Nana comforting Meagan after a rough evening

So quite a lot going on for miss Meagan in the next few weeks.  We are hopeful that the Chiari surgery holds some relief for her with her pain episodes and re-motivates her to start sitting up more often again with more comfort.  Also, a side effect of relieving some of her Chiari malformation could be an improvement in her eating ability, maybe making a gtube a short term tool she needs until she builds strength.  And of course, hopefully a lessening of her apnea and low heart rate alarms.  All things that will be great improvements for Meagan, and truly help her keep going towards the better quality of life goal we want for her.   Hopefully, at the completion of this next chapter, we see the breakthrough Meagan has been needing. So we wait anxiously for Tuesday.  We are confident that God will once again put His healing hands over Meagan and his protective heart along side hers to give her the strength she needs to pull through once again.

"........the LORD'S promise is tried and true; he is a shield for all who trust in him..."  PS 18:31


  1. I am sorry to hear she has to have a Chiari decompression. I had one when I was 9, while it wasn't the most pleasant surgery(what is a "pleasant" surgery though)it was not the hardest. I am praying that this surgery give her the relief she needs. your family is in my prayers!

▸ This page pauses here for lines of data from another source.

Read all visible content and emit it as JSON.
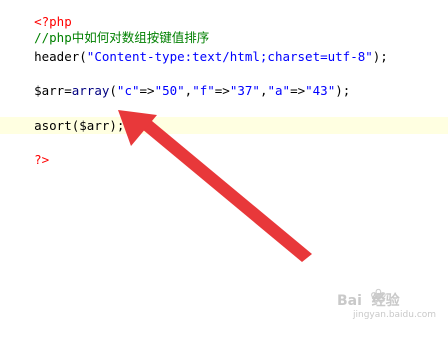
{
  "code": {
    "line1_tag": "<?php",
    "line2_comment_prefix": "//php",
    "line2_comment_text": "中如何对数组按键值排序",
    "line3": {
      "fn": "header(",
      "arg": "\"Content-type:text/html;charset=utf-8\"",
      "end": ");"
    },
    "line5": {
      "var": "$arr=",
      "kw": "array",
      "open": "(",
      "k1": "\"c\"",
      "op1": "=>",
      "v1": "\"50\"",
      "sep1": ",",
      "k2": "\"f\"",
      "op2": "=>",
      "v2": "\"37\"",
      "sep2": ",",
      "k3": "\"a\"",
      "op3": "=>",
      "v3": "\"43\"",
      "close": ");"
    },
    "line7": "asort($arr);",
    "line9_tag": "?>"
  },
  "watermark": {
    "brand": "Bai  经验",
    "site": "jingyan.baidu.com"
  },
  "colors": {
    "tag": "#ff0000",
    "comment": "#008000",
    "string": "#0000ff",
    "highlight": "#ffffe1",
    "arrow": "#e8383a"
  },
  "icons": [
    "baidu-paw-icon"
  ]
}
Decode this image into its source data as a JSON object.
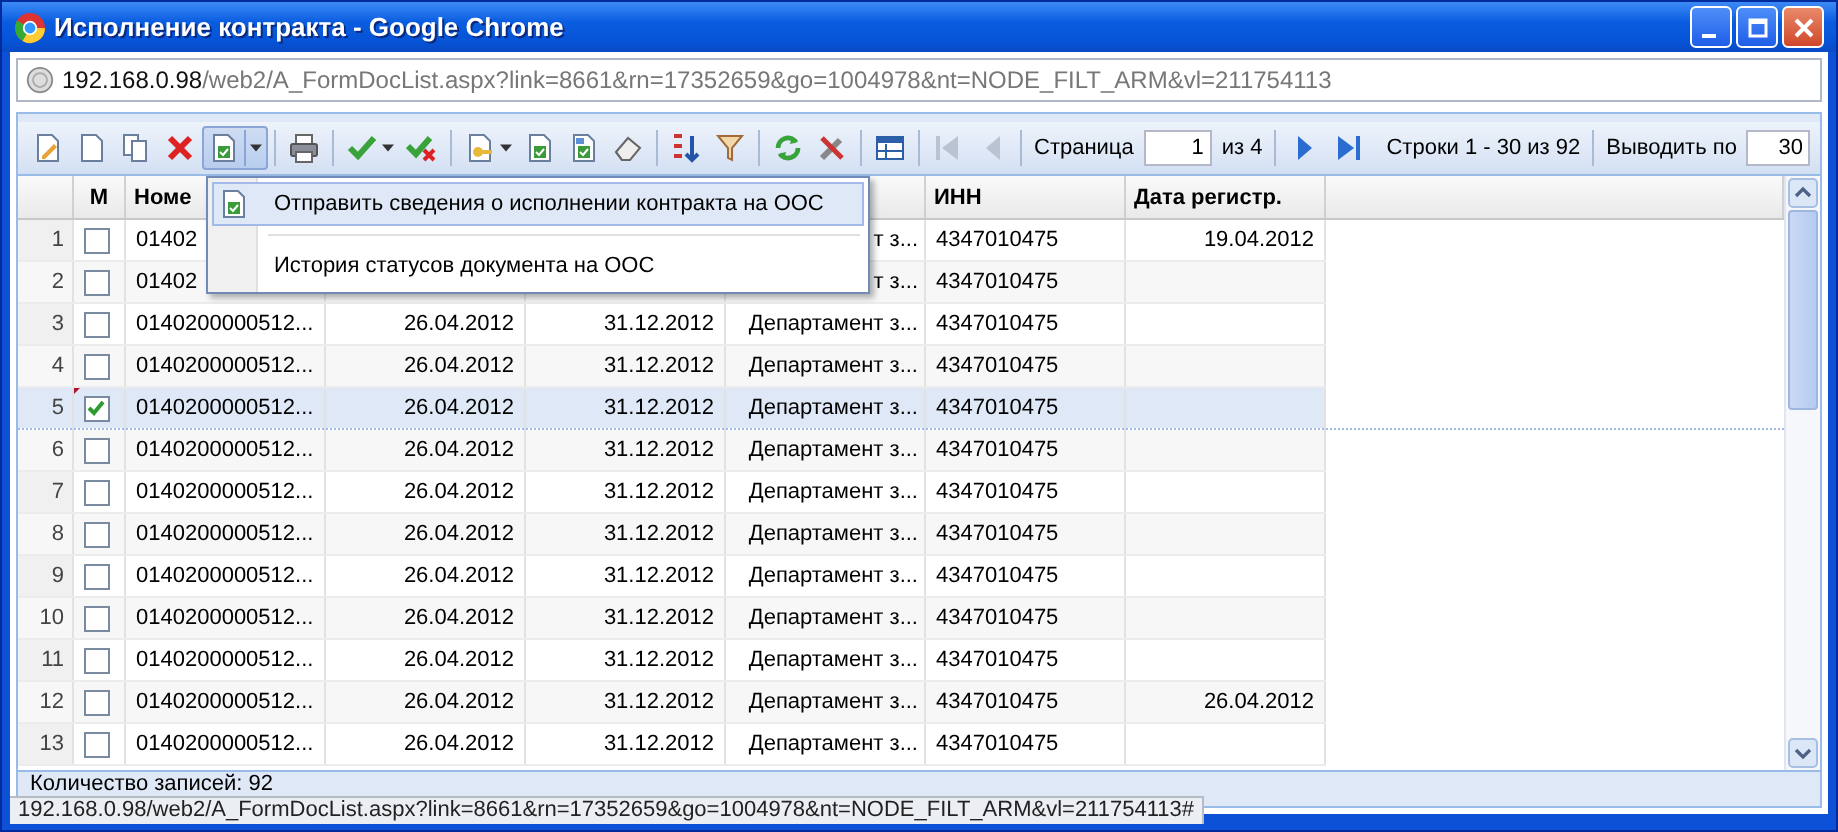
{
  "window": {
    "title": "Исполнение контракта - Google Chrome"
  },
  "address": {
    "host": "192.168.0.98",
    "path": "/web2/A_FormDocList.aspx?link=8661&rn=17352659&go=1004978&nt=NODE_FILT_ARM&vl=211754113"
  },
  "toolbar": {
    "send_menu_expanded": true
  },
  "pager": {
    "label": "Страница",
    "page": "1",
    "of": "из 4",
    "rows": "Строки 1 - 30 из 92",
    "per_page_label": "Выводить по",
    "per_page": "30",
    "nav": [
      {
        "kind": "first",
        "disabled": true
      },
      {
        "kind": "prev",
        "disabled": true
      },
      {
        "kind": "next",
        "disabled": false
      },
      {
        "kind": "last",
        "disabled": false
      }
    ]
  },
  "table": {
    "mark_column": {
      "label": "М"
    },
    "columns": [
      {
        "label": "Номе"
      },
      {},
      {},
      {},
      {
        "label": "ИНН"
      },
      {
        "label": "Дата регистр."
      }
    ],
    "rows": [
      {
        "n": "1",
        "checked": false,
        "selected": false,
        "modified": false,
        "cells": [
          "01402",
          null,
          null,
          "т з...",
          "4347010475",
          "19.04.2012"
        ]
      },
      {
        "n": "2",
        "checked": false,
        "selected": false,
        "modified": false,
        "cells": [
          "01402",
          null,
          null,
          "т з...",
          "4347010475",
          null
        ]
      },
      {
        "n": "3",
        "checked": false,
        "selected": false,
        "modified": false,
        "cells": [
          "0140200000512...",
          "26.04.2012",
          "31.12.2012",
          "Департамент з...",
          "4347010475",
          null
        ]
      },
      {
        "n": "4",
        "checked": false,
        "selected": false,
        "modified": false,
        "cells": [
          "0140200000512...",
          "26.04.2012",
          "31.12.2012",
          "Департамент з...",
          "4347010475",
          null
        ]
      },
      {
        "n": "5",
        "checked": true,
        "selected": true,
        "modified": true,
        "cells": [
          "0140200000512...",
          "26.04.2012",
          "31.12.2012",
          "Департамент з...",
          "4347010475",
          null
        ]
      },
      {
        "n": "6",
        "checked": false,
        "selected": false,
        "modified": false,
        "cells": [
          "0140200000512...",
          "26.04.2012",
          "31.12.2012",
          "Департамент з...",
          "4347010475",
          null
        ]
      },
      {
        "n": "7",
        "checked": false,
        "selected": false,
        "modified": false,
        "cells": [
          "0140200000512...",
          "26.04.2012",
          "31.12.2012",
          "Департамент з...",
          "4347010475",
          null
        ]
      },
      {
        "n": "8",
        "checked": false,
        "selected": false,
        "modified": false,
        "cells": [
          "0140200000512...",
          "26.04.2012",
          "31.12.2012",
          "Департамент з...",
          "4347010475",
          null
        ]
      },
      {
        "n": "9",
        "checked": false,
        "selected": false,
        "modified": false,
        "cells": [
          "0140200000512...",
          "26.04.2012",
          "31.12.2012",
          "Департамент з...",
          "4347010475",
          null
        ]
      },
      {
        "n": "10",
        "checked": false,
        "selected": false,
        "modified": false,
        "cells": [
          "0140200000512...",
          "26.04.2012",
          "31.12.2012",
          "Департамент з...",
          "4347010475",
          null
        ]
      },
      {
        "n": "11",
        "checked": false,
        "selected": false,
        "modified": false,
        "cells": [
          "0140200000512...",
          "26.04.2012",
          "31.12.2012",
          "Департамент з...",
          "4347010475",
          null
        ]
      },
      {
        "n": "12",
        "checked": false,
        "selected": false,
        "modified": false,
        "cells": [
          "0140200000512...",
          "26.04.2012",
          "31.12.2012",
          "Департамент з...",
          "4347010475",
          "26.04.2012"
        ]
      },
      {
        "n": "13",
        "checked": false,
        "selected": false,
        "modified": false,
        "cells": [
          "0140200000512...",
          "26.04.2012",
          "31.12.2012",
          "Департамент з...",
          "4347010475",
          null
        ]
      }
    ]
  },
  "menu": {
    "items": [
      {
        "label": "Отправить сведения о исполнении контракта на ООС",
        "selected": true,
        "kind": "icon"
      },
      {
        "label": "История статусов документа на ООС",
        "selected": false,
        "kind": "plain"
      }
    ]
  },
  "footer": {
    "count": "Количество записей: 92"
  },
  "status_bubble": "192.168.0.98/web2/A_FormDocList.aspx?link=8661&rn=17352659&go=1004978&nt=NODE_FILT_ARM&vl=211754113#"
}
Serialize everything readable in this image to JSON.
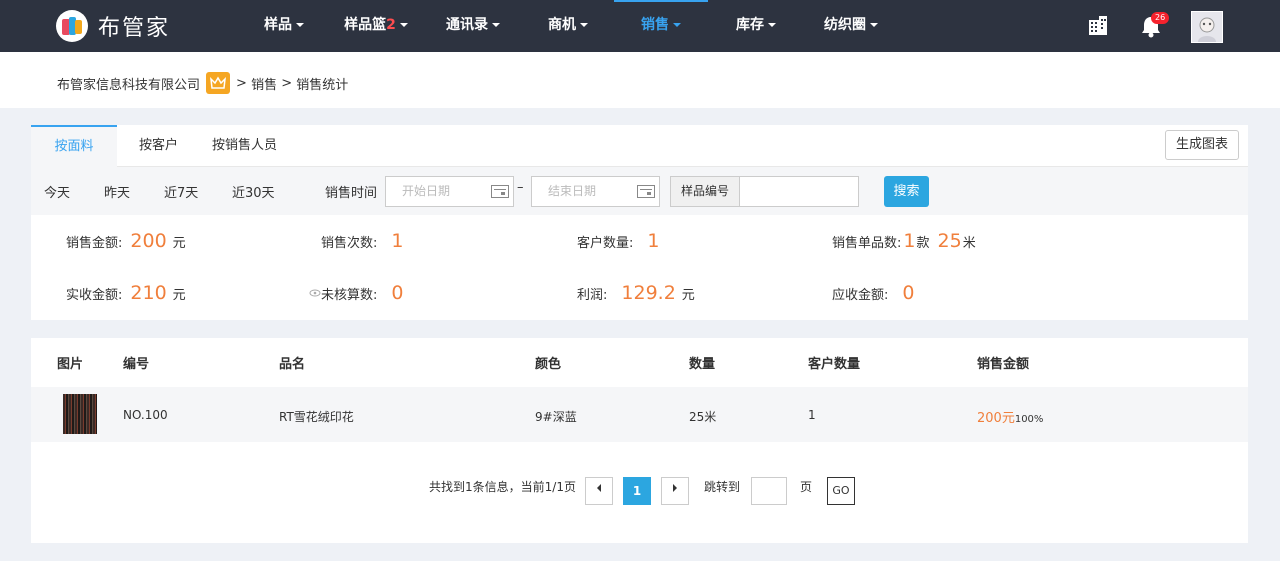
{
  "brand": {
    "name": "布管家"
  },
  "nav": {
    "items": [
      {
        "label": "样品"
      },
      {
        "label": "样品篮",
        "count": "2"
      },
      {
        "label": "通讯录"
      },
      {
        "label": "商机"
      },
      {
        "label": "销售"
      },
      {
        "label": "库存"
      },
      {
        "label": "纺织圈"
      }
    ],
    "notification_count": "26"
  },
  "breadcrumb": {
    "company": "布管家信息科技有限公司",
    "sep1": ">",
    "level1": "销售",
    "sep2": ">",
    "level2": "销售统计"
  },
  "tabs": [
    "按面料",
    "按客户",
    "按销售人员"
  ],
  "generate_chart_label": "生成图表",
  "filter": {
    "quick": [
      "今天",
      "昨天",
      "近7天",
      "近30天"
    ],
    "time_label": "销售时间",
    "start_placeholder": "开始日期",
    "end_placeholder": "结束日期",
    "range_sep": "–",
    "sample_label": "样品编号",
    "search_label": "搜索"
  },
  "stats": {
    "sales_amount": {
      "label": "销售金额:",
      "value": "200",
      "unit": "元"
    },
    "sales_count": {
      "label": "销售次数:",
      "value": "1"
    },
    "customer_count": {
      "label": "客户数量:",
      "value": "1"
    },
    "sales_items": {
      "label": "销售单品数:",
      "value1": "1",
      "unit1": "款",
      "value2": "25",
      "unit2": "米"
    },
    "received": {
      "label": "实收金额:",
      "value": "210",
      "unit": "元"
    },
    "unchecked": {
      "label": "未核算数:",
      "value": "0"
    },
    "profit": {
      "label": "利润:",
      "value": "129.2",
      "unit": "元"
    },
    "receivable": {
      "label": "应收金额:",
      "value": "0"
    }
  },
  "table": {
    "headers": [
      "图片",
      "编号",
      "品名",
      "颜色",
      "数量",
      "客户数量",
      "销售金额"
    ],
    "rows": [
      {
        "code": "NO.100",
        "name": "RT雪花绒印花",
        "color": "9#深蓝",
        "qty": "25米",
        "customers": "1",
        "amount": "200元",
        "percent": "100%"
      }
    ]
  },
  "pagination": {
    "summary": "共找到1条信息，当前1/1页",
    "current": "1",
    "jump_label": "跳转到",
    "page_unit": "页",
    "go_label": "GO"
  },
  "colors": {
    "nav_bg": "#2d3340",
    "accent": "#38a3f0",
    "value": "#f07f3c"
  }
}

  2. Meagan id such a strong little girl she reminds me a lot of my son they are almost the same age. I will keep her in my prayers I hope everything goes well with her surgery.